__ABOUT THIS EXERCISE__
Look through the records and copy every line in which "JSON" appears.

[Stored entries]
━━━━
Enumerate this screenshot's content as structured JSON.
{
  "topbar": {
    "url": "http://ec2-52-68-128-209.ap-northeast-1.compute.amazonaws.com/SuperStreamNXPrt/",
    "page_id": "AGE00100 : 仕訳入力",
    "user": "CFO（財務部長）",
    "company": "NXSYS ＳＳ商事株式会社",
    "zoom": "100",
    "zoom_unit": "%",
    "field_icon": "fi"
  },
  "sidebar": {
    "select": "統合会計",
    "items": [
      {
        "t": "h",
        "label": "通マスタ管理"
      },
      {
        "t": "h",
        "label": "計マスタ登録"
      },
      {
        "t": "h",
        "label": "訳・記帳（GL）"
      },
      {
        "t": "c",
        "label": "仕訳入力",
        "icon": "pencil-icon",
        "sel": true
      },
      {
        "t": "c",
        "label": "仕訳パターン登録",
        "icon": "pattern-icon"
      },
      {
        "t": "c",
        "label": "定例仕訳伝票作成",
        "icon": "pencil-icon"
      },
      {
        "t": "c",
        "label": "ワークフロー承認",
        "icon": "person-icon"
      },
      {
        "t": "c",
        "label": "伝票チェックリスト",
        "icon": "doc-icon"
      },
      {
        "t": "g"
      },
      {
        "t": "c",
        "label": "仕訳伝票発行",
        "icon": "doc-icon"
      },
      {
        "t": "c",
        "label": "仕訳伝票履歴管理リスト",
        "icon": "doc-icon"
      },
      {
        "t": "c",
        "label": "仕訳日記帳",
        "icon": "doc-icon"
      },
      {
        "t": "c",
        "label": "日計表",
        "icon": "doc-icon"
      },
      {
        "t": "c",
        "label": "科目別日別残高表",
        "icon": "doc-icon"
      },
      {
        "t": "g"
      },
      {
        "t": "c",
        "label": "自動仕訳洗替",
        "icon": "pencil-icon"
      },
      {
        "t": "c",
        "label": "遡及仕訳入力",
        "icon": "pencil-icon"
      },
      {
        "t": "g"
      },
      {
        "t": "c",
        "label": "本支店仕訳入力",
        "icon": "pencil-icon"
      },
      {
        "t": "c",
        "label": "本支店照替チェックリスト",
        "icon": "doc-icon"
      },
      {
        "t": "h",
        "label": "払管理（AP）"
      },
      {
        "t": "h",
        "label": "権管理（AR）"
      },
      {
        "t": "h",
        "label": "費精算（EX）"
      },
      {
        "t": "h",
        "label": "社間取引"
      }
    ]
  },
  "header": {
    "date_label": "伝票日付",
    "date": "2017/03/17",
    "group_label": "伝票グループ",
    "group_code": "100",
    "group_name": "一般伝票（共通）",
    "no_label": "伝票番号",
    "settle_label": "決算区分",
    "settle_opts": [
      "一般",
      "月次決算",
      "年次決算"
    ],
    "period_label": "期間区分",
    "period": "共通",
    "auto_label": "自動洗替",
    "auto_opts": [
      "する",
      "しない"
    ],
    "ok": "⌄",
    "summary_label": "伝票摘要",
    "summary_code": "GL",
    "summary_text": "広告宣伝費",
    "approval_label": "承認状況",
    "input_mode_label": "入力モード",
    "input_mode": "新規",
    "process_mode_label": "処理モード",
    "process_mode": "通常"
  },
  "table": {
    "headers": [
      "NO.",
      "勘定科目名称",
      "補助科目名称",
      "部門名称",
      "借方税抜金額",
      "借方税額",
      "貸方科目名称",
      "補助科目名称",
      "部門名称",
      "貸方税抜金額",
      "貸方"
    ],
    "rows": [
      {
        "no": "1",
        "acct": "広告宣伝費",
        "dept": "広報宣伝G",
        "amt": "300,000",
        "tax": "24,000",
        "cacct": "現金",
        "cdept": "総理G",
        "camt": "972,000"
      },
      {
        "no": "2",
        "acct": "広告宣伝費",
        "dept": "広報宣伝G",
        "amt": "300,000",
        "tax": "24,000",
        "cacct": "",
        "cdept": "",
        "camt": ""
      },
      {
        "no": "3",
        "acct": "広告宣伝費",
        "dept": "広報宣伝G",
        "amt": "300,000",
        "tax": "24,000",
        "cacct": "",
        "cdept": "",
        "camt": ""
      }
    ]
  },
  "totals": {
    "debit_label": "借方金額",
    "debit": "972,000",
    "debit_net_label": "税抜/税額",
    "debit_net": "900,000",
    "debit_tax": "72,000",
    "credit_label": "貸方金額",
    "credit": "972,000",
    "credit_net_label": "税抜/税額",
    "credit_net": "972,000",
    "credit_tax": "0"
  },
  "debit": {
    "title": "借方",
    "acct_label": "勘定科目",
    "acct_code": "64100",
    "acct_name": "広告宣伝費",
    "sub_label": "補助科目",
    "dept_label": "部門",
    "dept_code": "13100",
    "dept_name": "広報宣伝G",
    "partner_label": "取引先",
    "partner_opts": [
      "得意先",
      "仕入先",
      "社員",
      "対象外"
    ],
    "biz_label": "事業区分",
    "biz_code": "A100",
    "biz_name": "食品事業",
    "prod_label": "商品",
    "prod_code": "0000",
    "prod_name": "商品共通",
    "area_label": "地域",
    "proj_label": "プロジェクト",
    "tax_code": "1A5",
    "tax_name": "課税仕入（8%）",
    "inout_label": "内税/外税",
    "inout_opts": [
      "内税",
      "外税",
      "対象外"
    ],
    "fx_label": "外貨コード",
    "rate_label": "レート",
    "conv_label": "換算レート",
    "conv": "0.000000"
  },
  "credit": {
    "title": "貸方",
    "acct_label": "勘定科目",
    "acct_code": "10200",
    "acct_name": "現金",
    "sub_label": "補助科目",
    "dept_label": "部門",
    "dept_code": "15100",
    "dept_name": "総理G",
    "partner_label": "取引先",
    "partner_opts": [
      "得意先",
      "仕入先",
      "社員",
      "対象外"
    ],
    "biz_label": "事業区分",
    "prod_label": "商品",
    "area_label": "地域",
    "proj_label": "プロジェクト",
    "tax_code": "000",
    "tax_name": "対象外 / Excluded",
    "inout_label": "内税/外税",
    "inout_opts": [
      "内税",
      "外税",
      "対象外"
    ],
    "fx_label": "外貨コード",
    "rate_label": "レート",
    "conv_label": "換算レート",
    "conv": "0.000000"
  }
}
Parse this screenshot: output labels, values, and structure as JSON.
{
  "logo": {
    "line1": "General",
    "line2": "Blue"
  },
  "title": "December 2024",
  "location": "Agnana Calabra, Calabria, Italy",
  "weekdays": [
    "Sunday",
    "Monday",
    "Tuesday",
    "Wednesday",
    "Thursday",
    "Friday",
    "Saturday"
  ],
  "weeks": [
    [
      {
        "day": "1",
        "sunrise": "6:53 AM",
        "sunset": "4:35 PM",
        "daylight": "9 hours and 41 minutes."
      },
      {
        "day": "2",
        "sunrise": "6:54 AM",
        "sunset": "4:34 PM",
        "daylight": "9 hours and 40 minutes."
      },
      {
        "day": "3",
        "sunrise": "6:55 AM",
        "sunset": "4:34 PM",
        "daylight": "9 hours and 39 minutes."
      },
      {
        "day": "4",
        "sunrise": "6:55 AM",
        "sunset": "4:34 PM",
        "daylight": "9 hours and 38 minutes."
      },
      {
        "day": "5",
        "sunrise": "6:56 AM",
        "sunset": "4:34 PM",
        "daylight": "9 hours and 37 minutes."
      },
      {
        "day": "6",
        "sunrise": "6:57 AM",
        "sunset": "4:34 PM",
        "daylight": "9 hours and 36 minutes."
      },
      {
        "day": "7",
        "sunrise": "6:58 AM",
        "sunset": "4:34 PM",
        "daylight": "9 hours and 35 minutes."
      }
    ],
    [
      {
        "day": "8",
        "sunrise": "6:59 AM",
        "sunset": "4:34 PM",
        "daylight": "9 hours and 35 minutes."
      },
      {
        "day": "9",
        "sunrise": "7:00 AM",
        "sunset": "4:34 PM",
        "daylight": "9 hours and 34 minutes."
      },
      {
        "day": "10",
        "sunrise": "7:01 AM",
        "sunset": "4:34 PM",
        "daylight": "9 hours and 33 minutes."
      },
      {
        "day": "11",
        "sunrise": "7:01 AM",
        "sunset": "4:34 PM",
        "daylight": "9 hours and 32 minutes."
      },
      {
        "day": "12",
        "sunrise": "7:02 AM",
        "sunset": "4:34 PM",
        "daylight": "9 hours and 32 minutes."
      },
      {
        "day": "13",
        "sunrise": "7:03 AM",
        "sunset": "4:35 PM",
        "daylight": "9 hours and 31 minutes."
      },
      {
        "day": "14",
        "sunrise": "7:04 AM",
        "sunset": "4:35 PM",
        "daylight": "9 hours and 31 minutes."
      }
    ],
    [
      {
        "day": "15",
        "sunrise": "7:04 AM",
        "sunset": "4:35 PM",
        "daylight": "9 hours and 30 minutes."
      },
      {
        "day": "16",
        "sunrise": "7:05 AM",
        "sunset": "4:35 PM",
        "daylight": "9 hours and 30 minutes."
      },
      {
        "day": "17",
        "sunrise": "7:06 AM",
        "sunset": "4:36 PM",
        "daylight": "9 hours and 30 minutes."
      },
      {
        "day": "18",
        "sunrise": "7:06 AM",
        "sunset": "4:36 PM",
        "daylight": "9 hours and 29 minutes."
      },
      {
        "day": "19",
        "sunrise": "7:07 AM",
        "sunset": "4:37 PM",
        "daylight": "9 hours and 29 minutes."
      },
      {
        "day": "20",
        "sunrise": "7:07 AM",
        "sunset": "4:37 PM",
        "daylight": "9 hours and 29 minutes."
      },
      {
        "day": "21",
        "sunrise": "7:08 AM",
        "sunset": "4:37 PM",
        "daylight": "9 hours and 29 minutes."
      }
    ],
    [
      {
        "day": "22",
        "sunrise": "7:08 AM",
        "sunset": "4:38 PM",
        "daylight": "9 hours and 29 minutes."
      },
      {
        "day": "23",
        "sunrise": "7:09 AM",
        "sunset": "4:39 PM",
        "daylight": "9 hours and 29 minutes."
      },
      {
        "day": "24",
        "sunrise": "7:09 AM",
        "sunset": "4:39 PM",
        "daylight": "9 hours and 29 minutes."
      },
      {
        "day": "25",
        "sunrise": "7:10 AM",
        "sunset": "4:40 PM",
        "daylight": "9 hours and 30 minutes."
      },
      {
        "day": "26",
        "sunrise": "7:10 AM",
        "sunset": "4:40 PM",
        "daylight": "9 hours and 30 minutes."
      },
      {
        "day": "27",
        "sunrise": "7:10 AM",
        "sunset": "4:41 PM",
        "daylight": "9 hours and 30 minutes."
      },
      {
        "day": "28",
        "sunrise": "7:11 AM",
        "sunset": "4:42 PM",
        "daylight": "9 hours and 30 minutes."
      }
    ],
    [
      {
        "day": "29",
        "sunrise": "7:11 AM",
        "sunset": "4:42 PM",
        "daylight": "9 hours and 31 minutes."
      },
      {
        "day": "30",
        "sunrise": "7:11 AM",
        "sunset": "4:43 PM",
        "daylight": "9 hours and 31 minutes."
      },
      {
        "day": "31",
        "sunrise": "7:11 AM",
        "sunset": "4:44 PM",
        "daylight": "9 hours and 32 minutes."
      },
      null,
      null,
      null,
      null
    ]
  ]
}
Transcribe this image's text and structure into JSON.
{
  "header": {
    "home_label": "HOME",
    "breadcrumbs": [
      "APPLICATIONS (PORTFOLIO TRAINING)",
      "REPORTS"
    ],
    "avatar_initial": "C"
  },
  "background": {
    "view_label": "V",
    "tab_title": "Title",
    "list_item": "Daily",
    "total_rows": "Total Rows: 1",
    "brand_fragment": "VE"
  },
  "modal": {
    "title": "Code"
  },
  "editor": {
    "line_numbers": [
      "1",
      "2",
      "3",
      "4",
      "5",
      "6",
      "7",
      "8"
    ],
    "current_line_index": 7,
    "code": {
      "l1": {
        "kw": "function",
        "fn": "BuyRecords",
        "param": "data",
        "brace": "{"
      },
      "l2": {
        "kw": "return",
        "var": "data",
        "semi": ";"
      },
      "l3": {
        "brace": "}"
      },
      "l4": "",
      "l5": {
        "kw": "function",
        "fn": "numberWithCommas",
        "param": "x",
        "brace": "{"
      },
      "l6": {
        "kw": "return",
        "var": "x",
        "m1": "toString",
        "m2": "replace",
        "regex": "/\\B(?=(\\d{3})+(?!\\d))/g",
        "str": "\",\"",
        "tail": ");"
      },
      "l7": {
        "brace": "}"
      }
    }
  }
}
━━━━
__EXERCISE SOLUTION__
Enumerate this screenshot's content as structured JSON.
Parse this screenshot: output labels, values, and structure as JSON.
Transcribe this image's text and structure into JSON.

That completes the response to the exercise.